▶ Aim of the task:
Every line in the records below with the string "General" needs to be copied out.

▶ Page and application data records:

════

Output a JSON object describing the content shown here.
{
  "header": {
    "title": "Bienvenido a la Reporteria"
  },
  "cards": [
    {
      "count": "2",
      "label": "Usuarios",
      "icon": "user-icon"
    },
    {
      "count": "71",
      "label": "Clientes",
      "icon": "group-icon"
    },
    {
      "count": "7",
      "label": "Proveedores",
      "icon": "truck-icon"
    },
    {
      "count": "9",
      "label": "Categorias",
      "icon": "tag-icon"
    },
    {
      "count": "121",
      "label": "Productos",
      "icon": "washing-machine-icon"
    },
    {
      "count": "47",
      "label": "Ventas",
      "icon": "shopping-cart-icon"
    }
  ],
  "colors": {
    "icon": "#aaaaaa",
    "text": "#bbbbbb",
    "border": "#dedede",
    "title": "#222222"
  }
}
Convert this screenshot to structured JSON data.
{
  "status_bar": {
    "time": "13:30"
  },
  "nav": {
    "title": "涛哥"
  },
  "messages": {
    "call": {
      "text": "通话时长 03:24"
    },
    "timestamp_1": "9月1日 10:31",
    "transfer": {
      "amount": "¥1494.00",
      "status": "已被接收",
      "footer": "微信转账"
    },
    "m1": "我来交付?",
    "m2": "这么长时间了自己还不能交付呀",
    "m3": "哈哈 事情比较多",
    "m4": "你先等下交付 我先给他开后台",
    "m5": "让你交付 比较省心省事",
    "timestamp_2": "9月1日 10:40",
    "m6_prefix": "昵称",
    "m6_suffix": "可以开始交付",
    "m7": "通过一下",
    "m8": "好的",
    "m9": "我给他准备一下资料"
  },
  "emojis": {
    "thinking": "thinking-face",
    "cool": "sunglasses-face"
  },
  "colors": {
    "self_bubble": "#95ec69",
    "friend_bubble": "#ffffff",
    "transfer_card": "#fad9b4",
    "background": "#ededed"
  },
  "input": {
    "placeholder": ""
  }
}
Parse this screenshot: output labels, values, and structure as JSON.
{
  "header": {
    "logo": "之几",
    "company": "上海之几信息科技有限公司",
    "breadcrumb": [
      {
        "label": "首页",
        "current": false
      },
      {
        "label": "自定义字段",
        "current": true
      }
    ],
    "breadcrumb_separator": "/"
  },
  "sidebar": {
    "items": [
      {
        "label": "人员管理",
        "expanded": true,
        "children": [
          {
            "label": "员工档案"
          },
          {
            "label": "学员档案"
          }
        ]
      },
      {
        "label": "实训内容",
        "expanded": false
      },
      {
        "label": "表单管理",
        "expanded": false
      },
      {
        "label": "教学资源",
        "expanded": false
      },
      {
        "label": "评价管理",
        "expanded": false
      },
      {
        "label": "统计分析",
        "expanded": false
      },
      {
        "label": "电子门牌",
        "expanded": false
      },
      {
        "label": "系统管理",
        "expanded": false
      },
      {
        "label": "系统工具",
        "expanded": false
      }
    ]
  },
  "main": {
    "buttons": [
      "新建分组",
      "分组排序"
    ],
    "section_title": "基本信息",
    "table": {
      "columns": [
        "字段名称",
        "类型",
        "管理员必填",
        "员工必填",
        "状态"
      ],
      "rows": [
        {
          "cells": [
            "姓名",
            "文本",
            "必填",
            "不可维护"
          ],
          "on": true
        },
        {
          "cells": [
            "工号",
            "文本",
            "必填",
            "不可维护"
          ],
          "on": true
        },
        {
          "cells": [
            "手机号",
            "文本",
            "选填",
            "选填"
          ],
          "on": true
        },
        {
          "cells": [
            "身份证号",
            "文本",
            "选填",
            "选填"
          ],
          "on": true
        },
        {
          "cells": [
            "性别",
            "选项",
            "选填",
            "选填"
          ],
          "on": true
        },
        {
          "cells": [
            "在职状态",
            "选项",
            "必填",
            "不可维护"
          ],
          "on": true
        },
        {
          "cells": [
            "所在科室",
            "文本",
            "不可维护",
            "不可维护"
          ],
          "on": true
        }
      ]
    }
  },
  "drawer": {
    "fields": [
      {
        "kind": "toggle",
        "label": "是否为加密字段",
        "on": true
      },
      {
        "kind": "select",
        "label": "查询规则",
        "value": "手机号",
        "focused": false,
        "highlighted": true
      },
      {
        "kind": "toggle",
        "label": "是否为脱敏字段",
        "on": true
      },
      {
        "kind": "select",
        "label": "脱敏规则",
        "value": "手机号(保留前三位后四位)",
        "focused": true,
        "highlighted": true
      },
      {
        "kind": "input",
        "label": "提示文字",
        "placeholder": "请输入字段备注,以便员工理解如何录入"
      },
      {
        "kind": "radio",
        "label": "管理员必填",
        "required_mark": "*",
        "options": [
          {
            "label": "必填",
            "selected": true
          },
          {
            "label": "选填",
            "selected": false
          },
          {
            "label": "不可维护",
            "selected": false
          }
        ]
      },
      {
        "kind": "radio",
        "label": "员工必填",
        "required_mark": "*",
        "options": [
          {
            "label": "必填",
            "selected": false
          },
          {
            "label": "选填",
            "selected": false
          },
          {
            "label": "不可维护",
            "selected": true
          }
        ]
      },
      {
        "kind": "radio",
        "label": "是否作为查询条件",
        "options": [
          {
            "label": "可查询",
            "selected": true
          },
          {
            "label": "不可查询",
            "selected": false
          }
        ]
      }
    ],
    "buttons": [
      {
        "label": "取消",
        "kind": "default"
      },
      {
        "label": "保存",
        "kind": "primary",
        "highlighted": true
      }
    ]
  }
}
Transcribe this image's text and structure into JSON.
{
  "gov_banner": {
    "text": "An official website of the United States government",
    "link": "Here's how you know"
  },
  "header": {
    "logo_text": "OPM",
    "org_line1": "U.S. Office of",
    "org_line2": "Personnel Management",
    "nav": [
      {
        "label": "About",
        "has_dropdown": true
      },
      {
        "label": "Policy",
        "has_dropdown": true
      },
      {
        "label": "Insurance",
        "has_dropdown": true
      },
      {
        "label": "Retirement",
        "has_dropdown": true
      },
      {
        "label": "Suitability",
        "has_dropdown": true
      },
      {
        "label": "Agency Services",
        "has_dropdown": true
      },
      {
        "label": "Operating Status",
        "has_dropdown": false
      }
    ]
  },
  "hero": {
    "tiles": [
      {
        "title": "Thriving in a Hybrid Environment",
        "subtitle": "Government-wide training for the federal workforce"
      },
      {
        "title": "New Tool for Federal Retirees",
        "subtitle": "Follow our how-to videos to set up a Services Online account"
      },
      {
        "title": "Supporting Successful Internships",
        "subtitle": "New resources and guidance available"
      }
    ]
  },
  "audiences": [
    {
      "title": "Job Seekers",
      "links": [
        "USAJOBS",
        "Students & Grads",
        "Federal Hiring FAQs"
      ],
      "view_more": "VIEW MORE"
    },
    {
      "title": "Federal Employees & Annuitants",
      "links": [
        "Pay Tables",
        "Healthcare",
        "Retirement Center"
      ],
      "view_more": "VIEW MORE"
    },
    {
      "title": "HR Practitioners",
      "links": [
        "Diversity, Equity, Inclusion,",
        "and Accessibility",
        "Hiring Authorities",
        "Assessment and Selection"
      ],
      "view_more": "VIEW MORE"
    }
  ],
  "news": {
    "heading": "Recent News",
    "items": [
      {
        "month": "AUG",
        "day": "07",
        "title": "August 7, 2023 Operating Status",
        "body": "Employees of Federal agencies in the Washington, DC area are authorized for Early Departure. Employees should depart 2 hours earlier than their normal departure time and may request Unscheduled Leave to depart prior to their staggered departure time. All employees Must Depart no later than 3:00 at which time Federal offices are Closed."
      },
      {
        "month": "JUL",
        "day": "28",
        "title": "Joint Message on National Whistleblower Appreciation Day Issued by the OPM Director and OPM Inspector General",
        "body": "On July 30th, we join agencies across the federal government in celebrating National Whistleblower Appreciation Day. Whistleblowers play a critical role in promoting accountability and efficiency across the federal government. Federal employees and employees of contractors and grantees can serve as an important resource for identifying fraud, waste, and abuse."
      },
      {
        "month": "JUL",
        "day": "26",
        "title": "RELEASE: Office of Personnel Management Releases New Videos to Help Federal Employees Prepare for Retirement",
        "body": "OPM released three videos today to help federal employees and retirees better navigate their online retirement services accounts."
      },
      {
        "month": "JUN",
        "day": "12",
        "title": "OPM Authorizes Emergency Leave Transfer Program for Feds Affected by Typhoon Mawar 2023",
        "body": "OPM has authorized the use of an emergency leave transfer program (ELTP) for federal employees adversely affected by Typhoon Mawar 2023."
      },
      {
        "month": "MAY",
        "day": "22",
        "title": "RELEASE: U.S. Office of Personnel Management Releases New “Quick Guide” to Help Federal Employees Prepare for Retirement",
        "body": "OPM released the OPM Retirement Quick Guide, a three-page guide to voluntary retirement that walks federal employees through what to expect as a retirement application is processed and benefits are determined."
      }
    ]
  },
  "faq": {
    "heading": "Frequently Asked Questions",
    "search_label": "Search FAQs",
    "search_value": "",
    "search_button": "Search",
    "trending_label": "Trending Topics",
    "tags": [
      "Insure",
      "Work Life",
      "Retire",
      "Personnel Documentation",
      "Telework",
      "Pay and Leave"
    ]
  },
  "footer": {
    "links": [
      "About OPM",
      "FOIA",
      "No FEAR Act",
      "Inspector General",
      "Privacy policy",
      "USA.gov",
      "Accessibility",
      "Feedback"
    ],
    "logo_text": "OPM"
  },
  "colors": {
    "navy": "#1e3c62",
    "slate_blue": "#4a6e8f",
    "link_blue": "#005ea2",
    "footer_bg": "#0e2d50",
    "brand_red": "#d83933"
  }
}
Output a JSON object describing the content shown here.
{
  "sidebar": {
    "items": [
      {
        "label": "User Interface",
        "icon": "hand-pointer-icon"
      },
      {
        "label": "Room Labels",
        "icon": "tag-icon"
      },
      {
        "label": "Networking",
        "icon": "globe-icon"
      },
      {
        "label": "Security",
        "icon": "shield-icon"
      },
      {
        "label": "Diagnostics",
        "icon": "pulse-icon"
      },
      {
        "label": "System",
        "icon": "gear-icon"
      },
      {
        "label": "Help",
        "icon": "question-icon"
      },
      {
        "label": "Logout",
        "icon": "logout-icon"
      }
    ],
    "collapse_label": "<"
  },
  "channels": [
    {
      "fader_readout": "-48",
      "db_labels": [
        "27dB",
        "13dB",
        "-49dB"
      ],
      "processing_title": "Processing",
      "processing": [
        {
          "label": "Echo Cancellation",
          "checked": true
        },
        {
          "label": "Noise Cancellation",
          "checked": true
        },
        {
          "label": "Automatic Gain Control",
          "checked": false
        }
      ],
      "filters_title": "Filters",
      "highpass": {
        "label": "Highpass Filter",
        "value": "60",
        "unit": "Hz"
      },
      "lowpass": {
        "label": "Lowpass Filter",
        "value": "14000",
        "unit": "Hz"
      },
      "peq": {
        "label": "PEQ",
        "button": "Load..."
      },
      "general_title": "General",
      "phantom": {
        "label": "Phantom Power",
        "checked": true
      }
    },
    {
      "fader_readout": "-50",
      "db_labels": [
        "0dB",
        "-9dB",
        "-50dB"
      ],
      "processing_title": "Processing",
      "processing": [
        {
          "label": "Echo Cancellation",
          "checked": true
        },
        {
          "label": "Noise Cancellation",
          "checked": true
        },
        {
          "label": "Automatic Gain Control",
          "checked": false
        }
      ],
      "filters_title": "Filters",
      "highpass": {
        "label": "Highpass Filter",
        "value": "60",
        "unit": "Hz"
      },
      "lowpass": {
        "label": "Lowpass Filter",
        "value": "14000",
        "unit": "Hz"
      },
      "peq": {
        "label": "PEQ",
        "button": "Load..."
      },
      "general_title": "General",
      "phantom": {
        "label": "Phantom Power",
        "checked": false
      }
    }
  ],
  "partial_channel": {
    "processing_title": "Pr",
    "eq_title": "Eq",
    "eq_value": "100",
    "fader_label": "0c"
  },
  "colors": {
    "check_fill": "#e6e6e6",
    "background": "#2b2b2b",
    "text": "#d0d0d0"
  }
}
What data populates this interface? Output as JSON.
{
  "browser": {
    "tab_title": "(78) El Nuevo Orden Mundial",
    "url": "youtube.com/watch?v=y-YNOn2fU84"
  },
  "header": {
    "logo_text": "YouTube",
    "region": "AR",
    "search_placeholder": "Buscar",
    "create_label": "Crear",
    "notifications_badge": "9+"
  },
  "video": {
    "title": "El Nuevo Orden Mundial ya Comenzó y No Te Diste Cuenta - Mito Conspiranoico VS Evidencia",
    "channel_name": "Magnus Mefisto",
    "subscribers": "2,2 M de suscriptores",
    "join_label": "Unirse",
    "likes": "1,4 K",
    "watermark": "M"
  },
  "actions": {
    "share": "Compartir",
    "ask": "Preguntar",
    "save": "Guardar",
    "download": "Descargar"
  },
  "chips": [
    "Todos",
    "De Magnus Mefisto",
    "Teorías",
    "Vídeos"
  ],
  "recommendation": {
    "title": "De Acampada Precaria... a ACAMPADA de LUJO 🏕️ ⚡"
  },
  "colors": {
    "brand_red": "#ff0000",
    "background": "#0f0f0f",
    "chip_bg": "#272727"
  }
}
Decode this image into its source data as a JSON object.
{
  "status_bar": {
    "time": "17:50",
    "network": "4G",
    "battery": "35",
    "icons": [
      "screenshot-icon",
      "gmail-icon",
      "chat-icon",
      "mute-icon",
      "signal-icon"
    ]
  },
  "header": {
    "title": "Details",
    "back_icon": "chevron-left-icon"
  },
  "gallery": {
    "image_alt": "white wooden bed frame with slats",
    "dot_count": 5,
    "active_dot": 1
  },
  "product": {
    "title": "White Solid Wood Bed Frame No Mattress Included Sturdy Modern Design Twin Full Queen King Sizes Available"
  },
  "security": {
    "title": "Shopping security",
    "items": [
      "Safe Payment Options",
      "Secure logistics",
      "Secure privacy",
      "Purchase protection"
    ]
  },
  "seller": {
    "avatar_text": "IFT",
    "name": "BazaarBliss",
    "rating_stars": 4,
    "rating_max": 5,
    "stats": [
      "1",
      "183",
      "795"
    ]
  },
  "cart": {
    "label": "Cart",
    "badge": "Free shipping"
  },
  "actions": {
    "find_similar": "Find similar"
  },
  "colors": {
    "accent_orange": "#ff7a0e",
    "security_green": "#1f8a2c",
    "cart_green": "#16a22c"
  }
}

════

▶ Answer section:
        "title": "Joint Message on National Whistleblower Appreciation Day Issued by the OPM Director and OPM Inspector General",
      "Inspector General",
      "general_title": "General",
      "general_title": "General",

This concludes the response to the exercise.